Further to ongoing thought on this area, it’s not just Public or private. Of course. Duh.
It’s public, private, personal, political (with a small p)…
One’s personal thoughts may not be of interest to others (indeed one’s professional colleagues are quite likely to hold different opinions), and are quite likely to distract from the ongoing ‘grown-up-ness’ of the posting. Do you really want to read my quotes from Hunter S. Thompson circa 1969? I have a big urge to share them… So these need to be clearly sign-posted (or put somewhere else?). Grown up bloggers who I admire tell me that this is not news.
But, more interestingly are the political thoughts…
Let’s say that I feel like I have not been treated properly by a partner / colleague / employer / client / agent (heaven forbid). This is, obviously, entirely fictional.
This experience is likely to be very important to me, but, actually, no-one who isn’t involved really wants to know about it, do they?
There are dark underbellies to all activities, which people really don’t seem to want to know, and, just because I think it’s important, doesn’t mean it should be shared with the world (even if my ENTP nature makes it hard for me to keep my trap shut)… It’s a political issue, and therefore, needs to be handled ‘apropriately’ or ‘professionally’; not my favourite words to be honest, but perhaps one should try to deal with these things structurally without broadcasting them to the world. I have made this mistake a few times now I think about it, usually because I (know that) don’t think that the system will resolve the situation, or gives a hoot, or I just had to open my big mouth…
I’ve always been keen on us all learning from when things go wrong, and been absolutely fascinated with people’s obssessions to sweep bad jobs under an organisational carpet. It’s just too dumb for words and holds back any chance of organisational mental evolution we have.
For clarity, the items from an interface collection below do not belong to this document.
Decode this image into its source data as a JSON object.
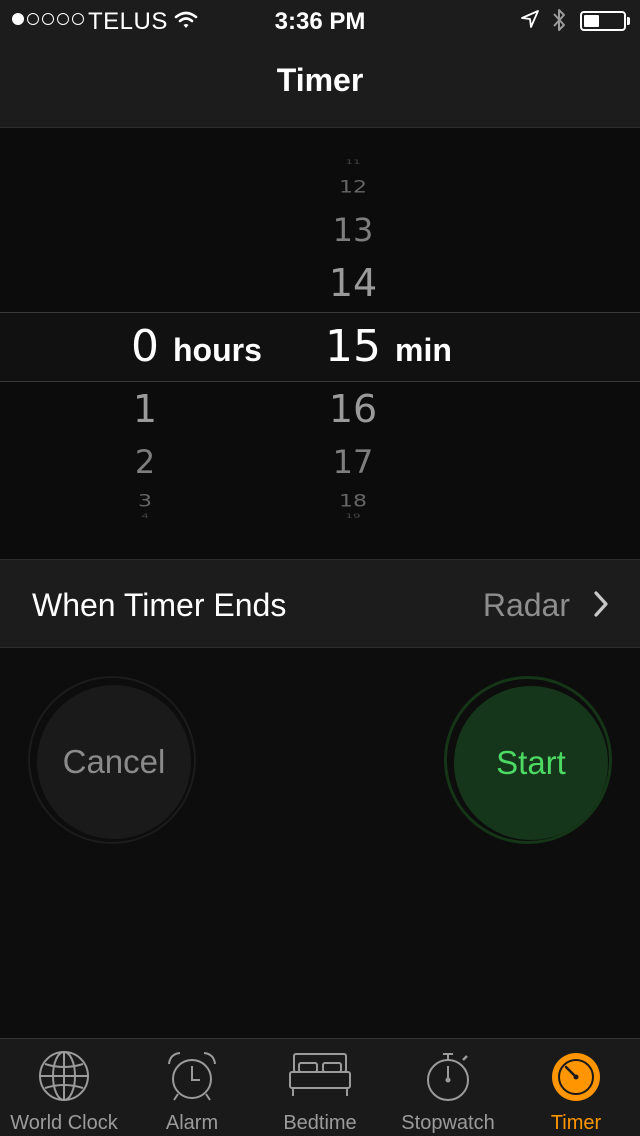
{
  "status_bar": {
    "carrier": "TELUS",
    "time": "3:36 PM",
    "signal_bars_filled": 1,
    "signal_bars_total": 5,
    "battery_level": 0.4
  },
  "nav": {
    "title": "Timer"
  },
  "picker": {
    "hours": {
      "above": [
        "",
        "",
        ""
      ],
      "selected": "0",
      "below": [
        "1",
        "2",
        "3",
        "4"
      ],
      "unit": "hours"
    },
    "minutes": {
      "above": [
        "11",
        "12",
        "13",
        "14"
      ],
      "selected": "15",
      "below": [
        "16",
        "17",
        "18",
        "19"
      ],
      "unit": "min"
    }
  },
  "timer_ends": {
    "label": "When Timer Ends",
    "value": "Radar"
  },
  "buttons": {
    "cancel": "Cancel",
    "start": "Start"
  },
  "tabs": [
    {
      "label": "World Clock",
      "icon": "globe-icon"
    },
    {
      "label": "Alarm",
      "icon": "alarm-clock-icon"
    },
    {
      "label": "Bedtime",
      "icon": "bed-icon"
    },
    {
      "label": "Stopwatch",
      "icon": "stopwatch-icon"
    },
    {
      "label": "Timer",
      "icon": "timer-icon",
      "active": true
    }
  ],
  "colors": {
    "accent_active_tab": "#ff9500",
    "start_text": "#4cd964",
    "start_fill": "#16361b",
    "cancel_text": "#8a8a8a",
    "background": "#0d0d0d"
  }
}
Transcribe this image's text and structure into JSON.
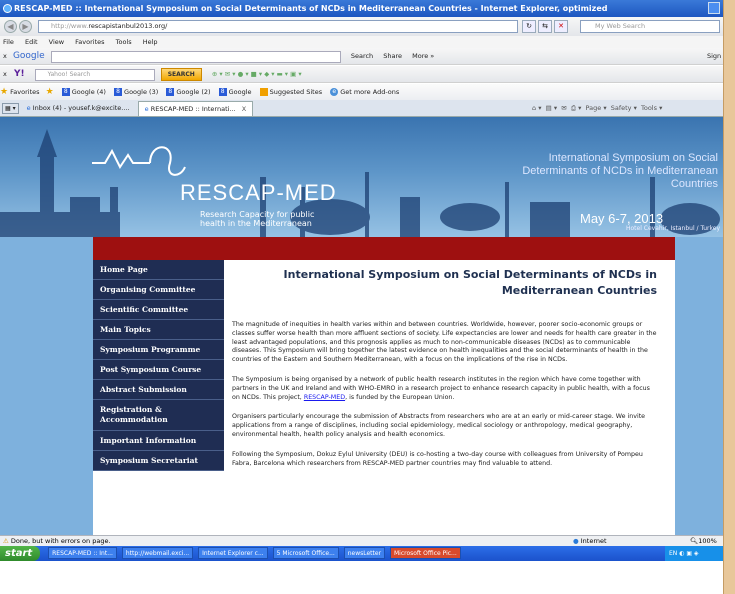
{
  "window": {
    "title": "RESCAP-MED :: International Symposium on Social Determinants of NCDs in Mediterranean Countries - Internet Explorer, optimized"
  },
  "address_bar": {
    "url_prefix": "http://www.",
    "url_host": "rescapistanbul2013.org/",
    "search_placeholder": "My Web Search"
  },
  "menu": [
    "File",
    "Edit",
    "View",
    "Favorites",
    "Tools",
    "Help"
  ],
  "google_toolbar": {
    "close": "x",
    "brand": "Google",
    "search": "Search",
    "share": "Share",
    "more": "More »",
    "sign_in": "Sign I"
  },
  "yahoo_toolbar": {
    "close": "x",
    "brand": "Y!",
    "placeholder": "Yahoo! Search",
    "search_button": "SEARCH"
  },
  "favorites_bar": {
    "label": "Favorites",
    "items": [
      "Google (4)",
      "Google (3)",
      "Google (2)",
      "Google",
      "Suggested Sites",
      "Get more Add-ons"
    ]
  },
  "command_bar": {
    "page": "Page",
    "safety": "Safety",
    "tools": "Tools"
  },
  "tabs": [
    {
      "label": "Inbox (4) - yousef.k@excite...."
    },
    {
      "label": "RESCAP-MED :: Internati...",
      "close": "X"
    }
  ],
  "banner": {
    "logo": "RESCAP-MED",
    "logo_sub": "Research Capacity for public health in the Mediterranean",
    "event_title": "International Symposium on Social Determinants of NCDs in Mediterranean Countries",
    "event_date": "May 6-7, 2013",
    "venue": "Hotel Cevahir, Istanbul / Turkey"
  },
  "sidebar": [
    {
      "label": "Home Page"
    },
    {
      "label": "Organising Committee"
    },
    {
      "label": "Scientific Committee"
    },
    {
      "label": "Main Topics"
    },
    {
      "label": "Symposium Programme"
    },
    {
      "label": "Post Symposium Course"
    },
    {
      "label": "Abstract Submission"
    },
    {
      "label": "Registration & Accommodation"
    },
    {
      "label": "Important Information"
    },
    {
      "label": "Symposium Secretariat"
    }
  ],
  "main": {
    "heading": "International Symposium on Social Determinants of NCDs in Mediterranean Countries",
    "p1": "The magnitude of inequities in health varies within and between countries. Worldwide, however, poorer socio-economic groups or classes suffer worse health than more affluent sections of society. Life expectancies are lower and needs for health care greater in the least advantaged populations, and this prognosis applies as much to non-communicable diseases (NCDs) as to communicable diseases. This Symposium will bring together the latest evidence on health inequalities and the social determinants of health in the countries of the Eastern and Southern Mediterranean, with a focus on the implications of the rise in NCDs.",
    "p2_before": "The Symposium is being organised by a network of public health research institutes in the region which have come together with partners in the UK and Ireland and with WHO-EMRO in a research project to enhance research capacity in public health, with a focus on NCDs. This project, ",
    "p2_link": "RESCAP-MED",
    "p2_after": ", is funded by the European Union.",
    "p3": "Organisers particularly encourage the submission of Abstracts from researchers who are at an early or mid-career stage. We invite applications from a range of disciplines, including social epidemiology, medical sociology or anthropology, medical geography, environmental health, health policy analysis and health economics.",
    "p4": "Following the Symposium, Dokuz Eylul University (DEU) is co-hosting a two-day course with colleagues from University of Pompeu Fabra, Barcelona which researchers from RESCAP-MED partner countries may find valuable to attend."
  },
  "status_bar": {
    "message": "Done, but with errors on page.",
    "zone": "Internet",
    "zoom": "100%"
  },
  "taskbar": {
    "start": "start",
    "items": [
      "RESCAP-MED :: Int...",
      "http://webmail.exci...",
      "Internet Explorer c...",
      "5 Microsoft Office...",
      "newsLetter",
      "Microsoft Office Pic..."
    ],
    "lang": "EN"
  }
}
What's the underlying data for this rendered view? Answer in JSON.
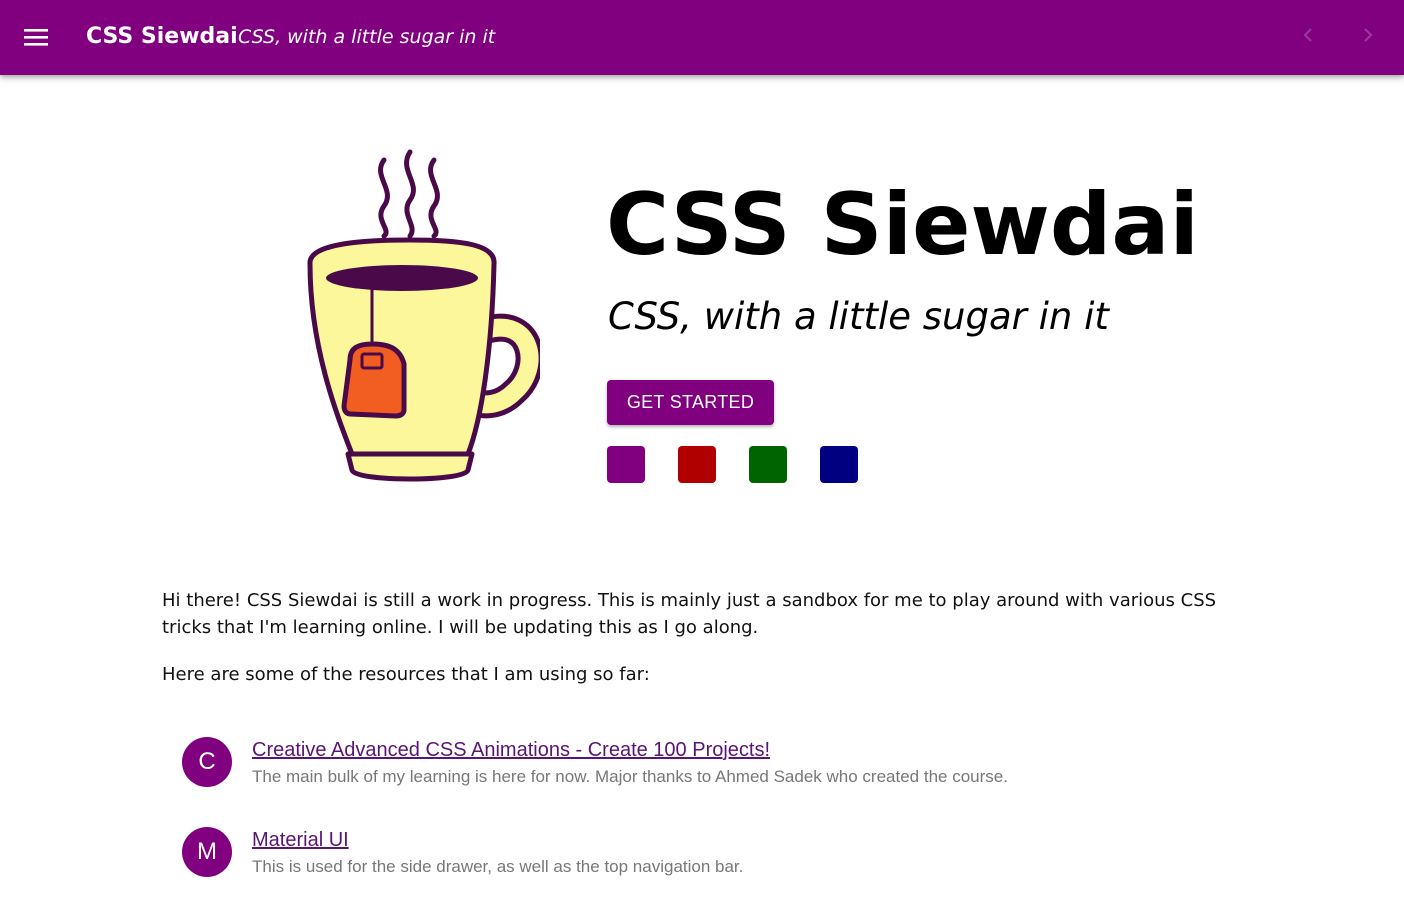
{
  "appbar": {
    "title": "CSS Siewdai",
    "subtitle": "CSS, with a little sugar in it",
    "menu_icon": "menu-icon",
    "prev_icon": "chevron-left-icon",
    "next_icon": "chevron-right-icon",
    "background_color": "#800080"
  },
  "hero": {
    "title": "CSS Siewdai",
    "subtitle": "CSS, with a little sugar in it",
    "button_label": "GET STARTED",
    "illustration": "tea-mug-icon",
    "swatches": [
      {
        "name": "purple",
        "color": "#800080"
      },
      {
        "name": "red",
        "color": "#b00000"
      },
      {
        "name": "green",
        "color": "#006400"
      },
      {
        "name": "navy",
        "color": "#000080"
      }
    ]
  },
  "content": {
    "intro": "Hi there! CSS Siewdai is still a work in progress. This is mainly just a sandbox for me to play around with various CSS tricks that I'm learning online. I will be updating this as I go along.",
    "resources_heading": "Here are some of the resources that I am using so far:",
    "resources": [
      {
        "avatar": "C",
        "title": "Creative Advanced CSS Animations - Create 100 Projects!",
        "description": "The main bulk of my learning is here for now. Major thanks to Ahmed Sadek who created the course."
      },
      {
        "avatar": "M",
        "title": "Material UI",
        "description": "This is used for the side drawer, as well as the top navigation bar."
      }
    ]
  }
}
This is one of the many things about KM I have always admired (lessons learnt for want of a better analogy), and stick to when working with people: ‘why did it go wrong?’ ‘how to avoid it in the future’ etc. When things go wrong, there is usually an avoidable reason which can be identified and resolved in an honourable manner.
At Contactivity one of the working groups proposed a journal series about exactly this, and in our forthcoming chapter in the next KnowledgeBoard community book (Ron Dvir and I are keenly looking forward to this), we point very clearly to the strengths and weaknesses of the event itself, and what we would not do again if we were to organise such a gig (which I dearly hope to one day).
Our recent final CILIP meeting was focused on capturing lessons learnt (the job was a good’un) in order not re-invent every wheel and help others. Surely everyone does this? Do they share it? I hear talk of NDAs which is always a bit of shame – why can’t an organisation let others know how an experimental membership community project went?
So… back to the embarrassing (theoretical) bit: if a gig goes ‘south’, does that make any public discussion of it ‘political’? Should all discussion be kept behind closed doors? Hmm. Is it one of those we don’t refer to because it’s too political? But by not referring to it, we’ll never learn, and learning is the best thing ever for everyone.
I don’t know, but either way, I reckon it’s all about thinking about what you are about to blather about from this perspective and actioning apropriately: public? private? personal? political?
E.g. the opening paragraph to David Hare’s Guardian piece about Alistair Campbell’s newly published and highly political/personal/public/private diaries
When years ago Richard Eyre showed me the manuscript of his painfully unedited diaries and asked me my opinion on whether he should publish them, I advised him vainly against. Richard was rightly admired as one of the strongest theatrical producers this country had ever known. Under his leadership the National Theatre had experienced a glorious period of vitality during which one actor, director and playwright after another had done their best work. Why on earth would he now wish to inform the world that his genuine distinction had been achieved against a relentless background of depression and self-questioning?